Legislation could discourage anyone except Democrats and Republicans from running for office, candidate says

Adriana Colindres

One of U.S. Rep. Ray LaHood’s would-be successors fears that legislation advancing through the Illinois General Assembly is "flying under the radar" and could discourage anyone except Democrats and Republicans from running for political office.

Sheldon Schafer, the Green Party candidate for the 18th Congressional District seat , said House Bill 5263 would eliminate "for all intents and purposes" the mechanism that will put him on the November general election ballot even though he didn’t run in the February primary.

Schafer, of Peoria, noted that his Democratic opponent, Colleen Callahan of Kickapoo, also did not run in the primary election and was slated later as her party’s candidate for the Nov. 4 election. Schafer and Callahan are running against Republican Aaron Schock, a Peorian who won his party primary, in the race to replace the retiring LaHood, R-Peoria.

Getting rid of the mechanism that allowed Schafer and Callahan to wind up on the general election ballot "may or may not be a good thing, but it deserves some discussion," Schafer said Friday.

Schafer said he thinks the legislation might be targeting the Green Party.

"From our perspective, we (in the Green Party) suspect that it’s possibly because of all the success we’ve had in running candidates in the primary and in slating candidates to provide more open competition in the state," he said.

But the lawmaker who proposed the bill, Rep. Mike Fortner, said that is untrue.

"It had nothing to do with third parties," said Fortner, R-West Chicago. "This doesn’t restrict them in any way."

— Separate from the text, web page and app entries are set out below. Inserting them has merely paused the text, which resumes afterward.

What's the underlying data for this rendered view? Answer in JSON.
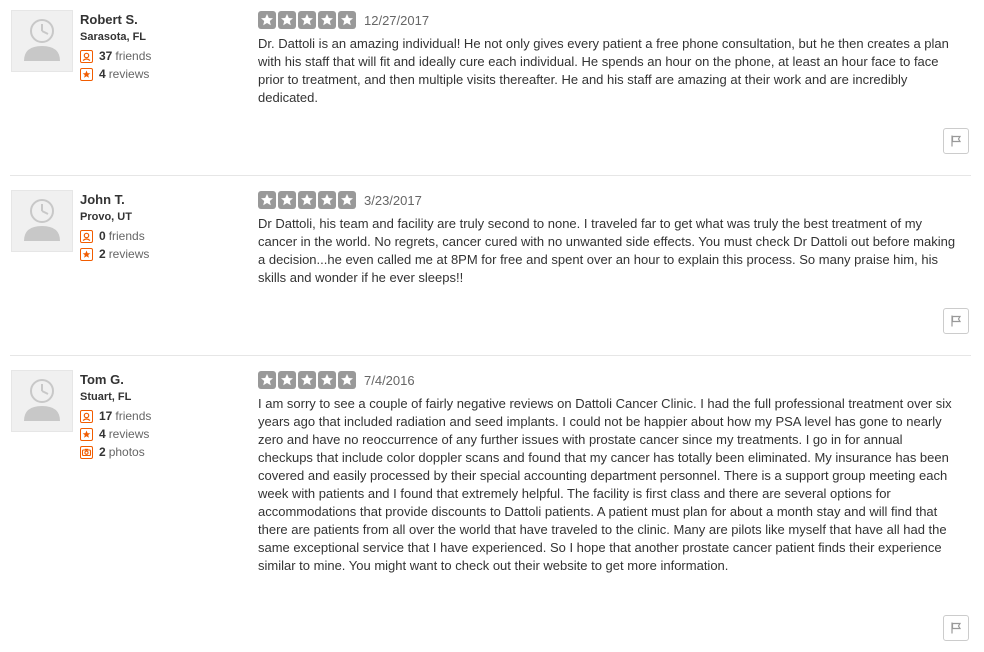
{
  "reviews": [
    {
      "user": {
        "name": "Robert S.",
        "location": "Sarasota, FL",
        "friends_count": "37",
        "friends_label": "friends",
        "reviews_count": "4",
        "reviews_label": "reviews"
      },
      "rating": 5,
      "date": "12/27/2017",
      "text": "Dr. Dattoli is an amazing individual! He not only gives every patient a free phone consultation, but he then creates a plan with his staff that will fit and ideally cure each individual. He spends an hour on the phone, at least an hour face to face prior to treatment, and then multiple visits thereafter. He and his staff are amazing at their work and are incredibly dedicated."
    },
    {
      "user": {
        "name": "John T.",
        "location": "Provo, UT",
        "friends_count": "0",
        "friends_label": "friends",
        "reviews_count": "2",
        "reviews_label": "reviews"
      },
      "rating": 5,
      "date": "3/23/2017",
      "text": "Dr Dattoli, his team and facility are truly second to none. I traveled far to get what was truly the best treatment of my cancer in the world. No regrets, cancer cured with no unwanted side effects. You must check Dr Dattoli out before making a decision...he even called me at 8PM for free and spent over an hour to explain this process. So many praise him, his skills and wonder if he ever sleeps!!"
    },
    {
      "user": {
        "name": "Tom G.",
        "location": "Stuart, FL",
        "friends_count": "17",
        "friends_label": "friends",
        "reviews_count": "4",
        "reviews_label": "reviews",
        "photos_count": "2",
        "photos_label": "photos"
      },
      "rating": 5,
      "date": "7/4/2016",
      "text": "I am sorry to see a couple of fairly negative reviews on Dattoli Cancer Clinic. I had the full professional treatment over six years ago that included radiation and seed implants. I could not be happier about how my PSA level has gone to nearly zero and have no reoccurrence of any further issues with prostate cancer since my treatments. I go in for annual checkups that include color doppler scans and found that my cancer has totally been eliminated. My insurance has been covered and easily processed by their special accounting department personnel. There is a support group meeting each week with patients and I found that extremely helpful. The facility is first class and there are several options for accommodations that provide discounts to Dattoli patients. A patient must plan for about a month stay and will find that there are patients from all over the world that have traveled to the clinic. Many are pilots like myself that have all had the same exceptional service that I have experienced. So I hope that another prostate cancer patient finds their experience similar to mine. You might want to check out their website to get more information."
    }
  ],
  "icons": {
    "avatar": "default-user-icon",
    "friends": "friends-icon",
    "reviews": "review-star-icon",
    "photos": "camera-icon",
    "star": "star-icon",
    "flag": "flag-icon"
  },
  "colors": {
    "star_inactive": "#999999",
    "stat_icon_accent": "#f15c00",
    "divider": "#e6e6e6"
  }
}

The key part of Fortner’s bill requires certain candidates - if they are filling a spot that was vacant in their party’s primary - to get signatures on nominating petitions before they can be added to the general election ballot.

The number of signatures would vary, according to the district and the political office, but it would match the number of signatures that an independent candidate would need. That requirement is 5 percent to 8 percent of the total votes in the previous election for that particular office.

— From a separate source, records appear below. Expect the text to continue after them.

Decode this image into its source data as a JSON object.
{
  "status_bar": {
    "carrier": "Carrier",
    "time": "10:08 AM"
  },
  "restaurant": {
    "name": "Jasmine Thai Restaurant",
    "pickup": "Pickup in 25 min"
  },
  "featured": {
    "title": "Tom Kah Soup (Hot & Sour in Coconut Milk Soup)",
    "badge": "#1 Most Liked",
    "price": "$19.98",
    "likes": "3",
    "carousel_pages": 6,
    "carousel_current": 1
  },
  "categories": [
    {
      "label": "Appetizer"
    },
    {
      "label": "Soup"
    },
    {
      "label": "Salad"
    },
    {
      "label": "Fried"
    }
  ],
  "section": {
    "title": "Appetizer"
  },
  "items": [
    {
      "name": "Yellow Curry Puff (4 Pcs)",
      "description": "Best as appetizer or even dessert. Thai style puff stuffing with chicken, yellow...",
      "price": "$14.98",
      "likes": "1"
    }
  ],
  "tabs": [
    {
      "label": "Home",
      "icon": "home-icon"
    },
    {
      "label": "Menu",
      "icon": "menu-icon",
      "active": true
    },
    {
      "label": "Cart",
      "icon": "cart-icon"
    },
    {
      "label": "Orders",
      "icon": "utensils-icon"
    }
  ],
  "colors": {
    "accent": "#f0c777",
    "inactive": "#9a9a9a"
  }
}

By comparison, "established party" candidates running in a partisan primary need fewer signatures - the exact number depending on the office being sought. Established-party candidates for the Illinois House of Representatives, for instance, generally are supposed to collect at least 500 valid signatures.

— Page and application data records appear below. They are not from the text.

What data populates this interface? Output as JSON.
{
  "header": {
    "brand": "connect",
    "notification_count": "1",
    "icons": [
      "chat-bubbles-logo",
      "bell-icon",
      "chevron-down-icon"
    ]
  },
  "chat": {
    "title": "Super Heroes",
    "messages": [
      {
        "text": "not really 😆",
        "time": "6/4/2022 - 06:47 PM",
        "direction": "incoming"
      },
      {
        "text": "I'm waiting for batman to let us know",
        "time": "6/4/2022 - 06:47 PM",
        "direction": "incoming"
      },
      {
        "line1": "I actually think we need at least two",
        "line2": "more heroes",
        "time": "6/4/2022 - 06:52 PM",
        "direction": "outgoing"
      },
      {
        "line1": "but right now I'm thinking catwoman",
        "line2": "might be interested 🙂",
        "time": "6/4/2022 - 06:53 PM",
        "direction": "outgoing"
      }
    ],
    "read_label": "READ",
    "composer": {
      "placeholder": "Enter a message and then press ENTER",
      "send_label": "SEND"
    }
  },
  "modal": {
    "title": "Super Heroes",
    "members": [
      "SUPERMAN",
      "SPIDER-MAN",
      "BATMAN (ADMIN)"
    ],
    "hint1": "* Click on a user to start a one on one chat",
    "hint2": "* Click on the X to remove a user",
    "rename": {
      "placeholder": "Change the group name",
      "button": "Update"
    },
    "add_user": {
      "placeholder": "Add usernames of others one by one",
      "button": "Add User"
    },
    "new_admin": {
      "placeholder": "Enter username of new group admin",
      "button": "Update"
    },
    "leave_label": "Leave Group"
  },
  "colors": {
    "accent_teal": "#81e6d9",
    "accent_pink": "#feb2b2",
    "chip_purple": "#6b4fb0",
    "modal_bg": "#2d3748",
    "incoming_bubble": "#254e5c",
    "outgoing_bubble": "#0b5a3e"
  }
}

At present, Democrats, Republicans and Greens all are considered "established parties" in Illinois.

Under existing law, if a party did not have a primary election candidate for a particular office, the party can name its general election candidate within 60 days after the primary. No signatures on nominating petitions are required.

Fortner said adding the signature requirement would be fairer and would help candidates who are getting a late start on a campaign.

"In general, one way of connecting with the people that you want to serve and (one way of) showing that there is a basic level of support for the candidacy is to go out and get signatures," Fortner said.

But Schafer said he thinks the legislation could discourage some potential candidates. The Green Party believes "democracy works better with more voices, with multiple voices," he added.

"It takes resources to go through the primary. You need to get signatures, and then you need to defend the signatures against objections," he said.

"But there is certainly some rationale … that any candidate should go through the primary process just for exposure," he added.

As for his position on Fortner’s bill, Schafer said, "I think I would be against it because the system seems to be working now to bring more people into the race."

Fortner’s bill passed the Illinois House of Representatives, 97-13, on April 8. It awaits consideration in the state Senate. To become law, it still would need approval from the Senate and the governor’s signature.

Adriana Colindres can be reached at (217) 782-6292 or